If a tree falls in a wood and no-one hears it, does it make a sound? The question is meant to challenge our perception of sound: the tree falling is irrefutable. Clarke recognises love is thus: not a gathering of empty words, hollow laments, or fervent declarations, but simple, indisputable, acts of care, and attention; holding hands, shaving, visiting the cows. Love is integral to this collection, the only absolute present:

 

When he falls asleep

at the kitchen table and drops

another cup, my mother bends

without a word, sweeps up

the broken pieces in her hands,

looking out for shards in case

he wanders barefoot in the night.

 

People who don’t say much tend to say exactly what they mean, and Clarke captures the poetry in the brevity of her friends and neighbours by letting them speak for themselves through her beautifully rendered, but otherwise unadorned, accounts:

 

They […]

fill the kitchen with the man

they knew, a grand man altogether,

always out early, hardy as a wild duck,

a good judge of a bullock, fierce man

to work, he had woeful hands,

a man of his word.

 

That said, she also acknowledges how this same silence caused untold suffering and grief for thousands of men, women, and children growing up in Ireland. In ‘In Glasnevin’ she considers two lovers consigned as friends on their headstone, wondering whether the demarcation was their choice or their fate:

 

faithful comrade, lifelong friend,

reminds me of my grandmother

who used to say there was none of that

in her day.

 

In ‘Polling Station’, written in mind of the abortion referendum which took place in Ireland on May 25th 2018, the conversation in the queue outside may be friendly, even light-hearted, but:

 

No one asks anyone where they’ll place their X-

every family has stories, left like ploughs

and harrows among thistles behind the sheds.

 

The poems that draw the collection to its close very much encapsulate the pragmatic, even convivial, spirit the Irish espouse when it comes to death: as with so much “it happens quickly/ in the end”, and they “agree they couldn’t have/ a better day for digging a grave”.

Clarke’s confidences are few, and the poems that do speak of grief and hardship do not dwell on them:

 

Not that those months

minding him were easy

but compared to this

they were white

and pink-splashed blossoms

on briar roses in June

 

This distancing allows the reader to share the circumstances of the poem, without becoming overwhelmed by them, making it a collection that provides genuine comfort and solace.

Clarke recognises and records the poetry in her life. These poems are rich and earthy, natural and cultivated, and When the Tree Falls is a beautiful second collection, giving the reader not only a sense of loss, but also peace, and even joy, in the quiet memories that live on here:

 

When he asks to get up

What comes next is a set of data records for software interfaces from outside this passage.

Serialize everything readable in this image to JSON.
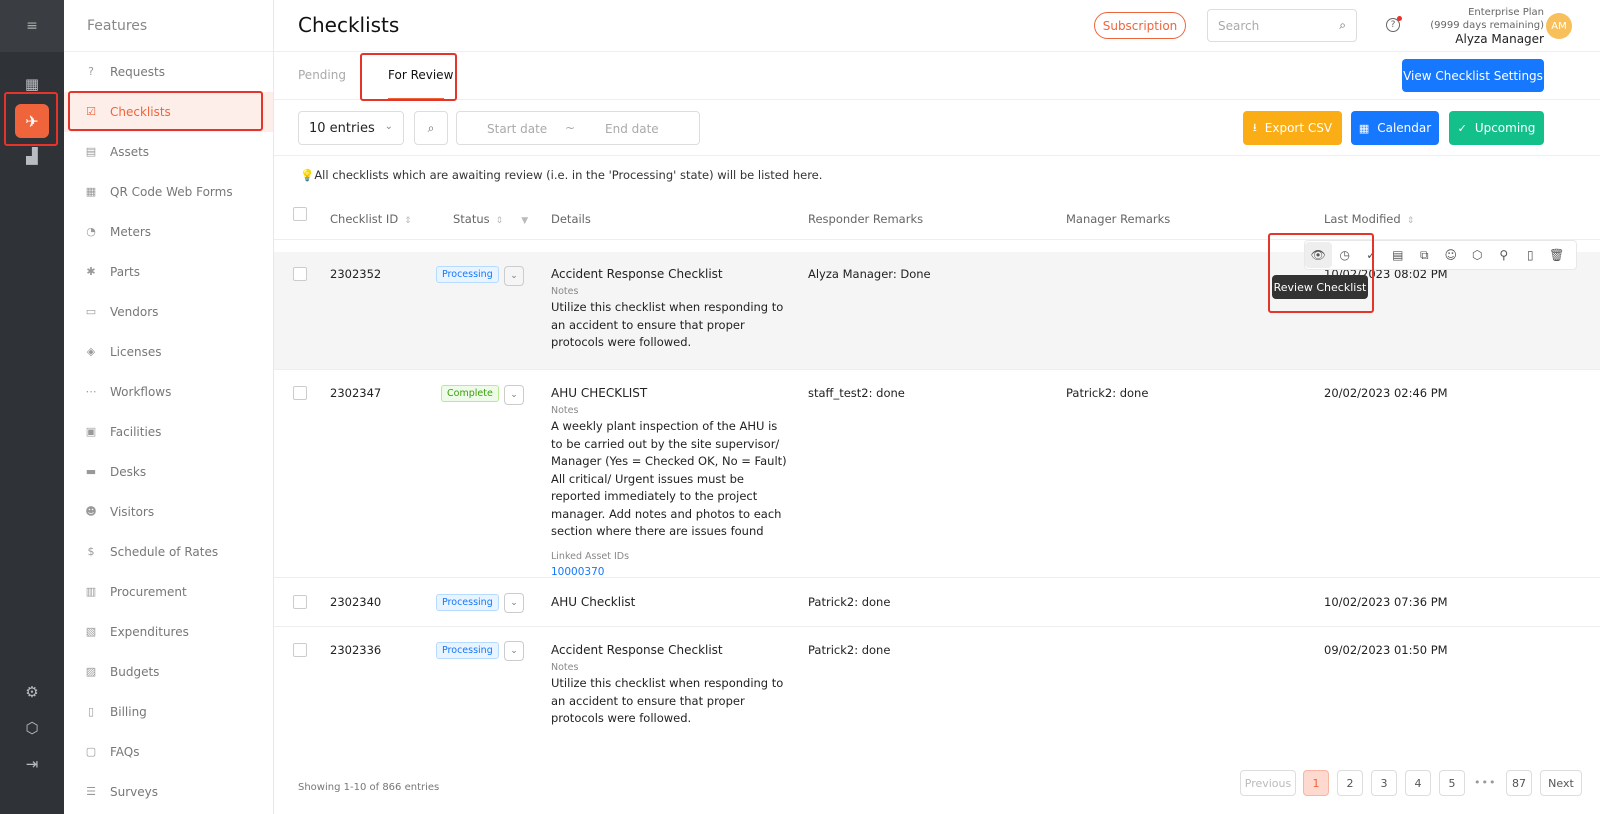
{
  "rail": {
    "menu_icon": "≡",
    "icons": [
      "dashboard-icon",
      "checklist-app-icon",
      "analytics-icon",
      "settings-icon",
      "package-icon",
      "logout-icon"
    ]
  },
  "sidebar": {
    "title": "Features",
    "items": [
      {
        "label": "Requests",
        "icon": "?"
      },
      {
        "label": "Checklists",
        "icon": "☑"
      },
      {
        "label": "Assets",
        "icon": "▤"
      },
      {
        "label": "QR Code Web Forms",
        "icon": "▦"
      },
      {
        "label": "Meters",
        "icon": "◔"
      },
      {
        "label": "Parts",
        "icon": "✱"
      },
      {
        "label": "Vendors",
        "icon": "▭"
      },
      {
        "label": "Licenses",
        "icon": "◈"
      },
      {
        "label": "Workflows",
        "icon": "⋯"
      },
      {
        "label": "Facilities",
        "icon": "▣"
      },
      {
        "label": "Desks",
        "icon": "▬"
      },
      {
        "label": "Visitors",
        "icon": "☻"
      },
      {
        "label": "Schedule of Rates",
        "icon": "$"
      },
      {
        "label": "Procurement",
        "icon": "▥"
      },
      {
        "label": "Expenditures",
        "icon": "▧"
      },
      {
        "label": "Budgets",
        "icon": "▨"
      },
      {
        "label": "Billing",
        "icon": "▯"
      },
      {
        "label": "FAQs",
        "icon": "▢"
      },
      {
        "label": "Surveys",
        "icon": "☰"
      }
    ]
  },
  "header": {
    "title": "Checklists",
    "subscription": "Subscription",
    "search_placeholder": "Search",
    "plan": "Enterprise Plan",
    "days": "(9999 days remaining)",
    "user": "Alyza Manager",
    "avatar": "AM"
  },
  "tabs": {
    "pending": "Pending",
    "for_review": "For Review",
    "view_settings": "View Checklist Settings"
  },
  "toolbar": {
    "entries": "10 entries",
    "start_date": "Start date",
    "tilde": "~",
    "end_date": "End date",
    "export": "Export CSV",
    "calendar": "Calendar",
    "upcoming": "Upcoming"
  },
  "notice": "💡All checklists which are awaiting review (i.e. in the 'Processing' state) will be listed here.",
  "table": {
    "headers": {
      "id": "Checklist ID",
      "status": "Status",
      "details": "Details",
      "responder": "Responder Remarks",
      "manager": "Manager Remarks",
      "modified": "Last Modified"
    },
    "rows": [
      {
        "id": "2302352",
        "status": "Processing",
        "title": "Accident Response Checklist",
        "notes_label": "Notes",
        "notes": "Utilize this checklist when responding to an accident to ensure that proper protocols were followed.",
        "responder": "Alyza Manager: Done",
        "manager": "",
        "modified": "10/02/2023 08:02 PM"
      },
      {
        "id": "2302347",
        "status": "Complete",
        "title": "AHU CHECKLIST",
        "notes_label": "Notes",
        "notes": "A weekly plant inspection of the AHU is to be carried out by the site supervisor/ Manager (Yes = Checked OK, No = Fault) All critical/ Urgent issues must be reported immediately to the project manager. Add notes and photos to each section where there are issues found",
        "linked_label": "Linked Asset IDs",
        "linked": "10000370",
        "responder": "staff_test2: done",
        "manager": "Patrick2: done",
        "modified": "20/02/2023 02:46 PM"
      },
      {
        "id": "2302340",
        "status": "Processing",
        "title": "AHU Checklist",
        "responder": "Patrick2: done",
        "manager": "",
        "modified": "10/02/2023 07:36 PM"
      },
      {
        "id": "2302336",
        "status": "Processing",
        "title": "Accident Response Checklist",
        "notes_label": "Notes",
        "notes": "Utilize this checklist when responding to an accident to ensure that proper protocols were followed.",
        "responder": "Patrick2: done",
        "manager": "",
        "modified": "09/02/2023 01:50 PM"
      }
    ]
  },
  "actions": {
    "icons": [
      "eye-icon",
      "history-icon",
      "check-circle-icon",
      "report-icon",
      "copy-icon",
      "assign-user-icon",
      "box-icon",
      "link-icon",
      "pdf-icon",
      "trash-icon"
    ],
    "glyphs": [
      "👁",
      "◷",
      "✓",
      "▤",
      "⧉",
      "☺",
      "⬡",
      "⚲",
      "▯",
      "🗑"
    ],
    "tooltip": "Review Checklist"
  },
  "pagination": {
    "showing": "Showing 1-10 of 866 entries",
    "previous": "Previous",
    "pages": [
      "1",
      "2",
      "3",
      "4",
      "5"
    ],
    "ellipsis": "•••",
    "last": "87",
    "next": "Next"
  },
  "colors": {
    "brand": "#f0643c",
    "primary": "#1677ff",
    "export": "#faad14",
    "upcoming": "#13c08a"
  }
}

I hold his wrists,

brace my weight against his.

For a moment he’s confused –

It’s okay Janey, I’ve got you,

Go on now, you can stand.

 

 

When the Tree Falls. Jane Clarke; Bloodaxe Books, 2019. £9.95

ISBN: 978-1-780374-80-2